YOUR GOAL: Copy the data exactly.
BEGIN PROVIDED DATA
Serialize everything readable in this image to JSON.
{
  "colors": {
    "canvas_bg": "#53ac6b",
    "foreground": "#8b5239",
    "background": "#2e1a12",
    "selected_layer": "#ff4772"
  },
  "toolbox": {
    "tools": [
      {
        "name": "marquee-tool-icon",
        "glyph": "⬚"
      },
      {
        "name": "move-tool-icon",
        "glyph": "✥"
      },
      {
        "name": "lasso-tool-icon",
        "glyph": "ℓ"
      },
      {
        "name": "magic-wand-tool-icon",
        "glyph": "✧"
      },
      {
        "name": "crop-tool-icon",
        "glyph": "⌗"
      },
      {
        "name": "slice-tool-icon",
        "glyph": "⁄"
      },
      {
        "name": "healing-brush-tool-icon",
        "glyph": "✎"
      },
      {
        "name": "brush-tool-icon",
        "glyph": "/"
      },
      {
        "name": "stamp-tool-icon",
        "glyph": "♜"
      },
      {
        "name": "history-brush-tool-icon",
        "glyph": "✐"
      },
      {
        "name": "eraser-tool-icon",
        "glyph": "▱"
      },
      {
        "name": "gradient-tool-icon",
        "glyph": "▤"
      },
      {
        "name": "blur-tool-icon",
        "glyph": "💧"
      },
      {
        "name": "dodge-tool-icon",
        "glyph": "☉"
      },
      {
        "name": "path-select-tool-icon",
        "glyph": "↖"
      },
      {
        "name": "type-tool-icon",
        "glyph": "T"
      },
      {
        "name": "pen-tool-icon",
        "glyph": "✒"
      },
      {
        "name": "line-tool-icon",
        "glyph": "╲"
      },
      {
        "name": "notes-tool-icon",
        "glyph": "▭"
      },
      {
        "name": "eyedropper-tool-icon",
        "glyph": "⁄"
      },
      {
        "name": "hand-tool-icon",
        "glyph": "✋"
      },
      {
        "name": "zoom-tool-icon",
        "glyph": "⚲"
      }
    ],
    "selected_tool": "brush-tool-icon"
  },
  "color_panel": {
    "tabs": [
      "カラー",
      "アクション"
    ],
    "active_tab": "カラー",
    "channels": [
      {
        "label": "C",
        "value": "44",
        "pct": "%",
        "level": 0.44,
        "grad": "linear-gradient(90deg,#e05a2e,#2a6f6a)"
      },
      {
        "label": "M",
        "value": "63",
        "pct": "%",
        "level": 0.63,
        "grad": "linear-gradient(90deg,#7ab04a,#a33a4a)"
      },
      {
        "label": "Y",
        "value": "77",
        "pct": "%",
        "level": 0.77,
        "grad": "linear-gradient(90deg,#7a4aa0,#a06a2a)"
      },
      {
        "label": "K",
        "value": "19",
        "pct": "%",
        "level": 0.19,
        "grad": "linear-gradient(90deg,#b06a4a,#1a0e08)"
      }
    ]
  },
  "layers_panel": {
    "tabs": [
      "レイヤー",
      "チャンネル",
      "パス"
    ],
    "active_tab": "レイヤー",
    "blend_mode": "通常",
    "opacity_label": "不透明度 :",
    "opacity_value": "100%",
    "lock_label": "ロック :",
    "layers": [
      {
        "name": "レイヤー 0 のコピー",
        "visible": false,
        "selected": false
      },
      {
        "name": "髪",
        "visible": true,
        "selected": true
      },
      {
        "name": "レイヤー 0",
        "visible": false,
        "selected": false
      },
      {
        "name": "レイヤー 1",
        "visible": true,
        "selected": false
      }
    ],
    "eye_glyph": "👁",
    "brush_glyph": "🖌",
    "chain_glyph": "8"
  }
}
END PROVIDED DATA
OUTPUT OF THE EXERCISE:
Serialize everything readable in this image to JSON.
{
  "colors": {
    "canvas_bg": "#53ac6b",
    "foreground": "#8b5239",
    "background": "#2e1a12",
    "selected_layer": "#ff4772"
  },
  "toolbox": {
    "tools": [
      {
        "name": "marquee-tool-icon",
        "glyph": "⬚"
      },
      {
        "name": "move-tool-icon",
        "glyph": "✥"
      },
      {
        "name": "lasso-tool-icon",
        "glyph": "ℓ"
      },
      {
        "name": "magic-wand-tool-icon",
        "glyph": "✧"
      },
      {
        "name": "crop-tool-icon",
        "glyph": "⌗"
      },
      {
        "name": "slice-tool-icon",
        "glyph": "⁄"
      },
      {
        "name": "healing-brush-tool-icon",
        "glyph": "✎"
      },
      {
        "name": "brush-tool-icon",
        "glyph": "/"
      },
      {
        "name": "stamp-tool-icon",
        "glyph": "♜"
      },
      {
        "name": "history-brush-tool-icon",
        "glyph": "✐"
      },
      {
        "name": "eraser-tool-icon",
        "glyph": "▱"
      },
      {
        "name": "gradient-tool-icon",
        "glyph": "▤"
      },
      {
        "name": "blur-tool-icon",
        "glyph": "💧"
      },
      {
        "name": "dodge-tool-icon",
        "glyph": "☉"
      },
      {
        "name": "path-select-tool-icon",
        "glyph": "↖"
      },
      {
        "name": "type-tool-icon",
        "glyph": "T"
      },
      {
        "name": "pen-tool-icon",
        "glyph": "✒"
      },
      {
        "name": "line-tool-icon",
        "glyph": "╲"
      },
      {
        "name": "notes-tool-icon",
        "glyph": "▭"
      },
      {
        "name": "eyedropper-tool-icon",
        "glyph": "⁄"
      },
      {
        "name": "hand-tool-icon",
        "glyph": "✋"
      },
      {
        "name": "zoom-tool-icon",
        "glyph": "⚲"
      }
    ],
    "selected_tool": "brush-tool-icon"
  },
  "color_panel": {
    "tabs": [
      "カラー",
      "アクション"
    ],
    "active_tab": "カラー",
    "channels": [
      {
        "label": "C",
        "value": "44",
        "pct": "%",
        "level": 0.44,
        "grad": "linear-gradient(90deg,#e05a2e,#2a6f6a)"
      },
      {
        "label": "M",
        "value": "63",
        "pct": "%",
        "level": 0.63,
        "grad": "linear-gradient(90deg,#7ab04a,#a33a4a)"
      },
      {
        "label": "Y",
        "value": "77",
        "pct": "%",
        "level": 0.77,
        "grad": "linear-gradient(90deg,#7a4aa0,#a06a2a)"
      },
      {
        "label": "K",
        "value": "19",
        "pct": "%",
        "level": 0.19,
        "grad": "linear-gradient(90deg,#b06a4a,#1a0e08)"
      }
    ]
  },
  "layers_panel": {
    "tabs": [
      "レイヤー",
      "チャンネル",
      "パス"
    ],
    "active_tab": "レイヤー",
    "blend_mode": "通常",
    "opacity_label": "不透明度 :",
    "opacity_value": "100%",
    "lock_label": "ロック :",
    "layers": [
      {
        "name": "レイヤー 0 のコピー",
        "visible": false,
        "selected": false
      },
      {
        "name": "髪",
        "visible": true,
        "selected": true
      },
      {
        "name": "レイヤー 0",
        "visible": false,
        "selected": false
      },
      {
        "name": "レイヤー 1",
        "visible": true,
        "selected": false
      }
    ],
    "eye_glyph": "👁",
    "brush_glyph": "🖌",
    "chain_glyph": "8"
  }
}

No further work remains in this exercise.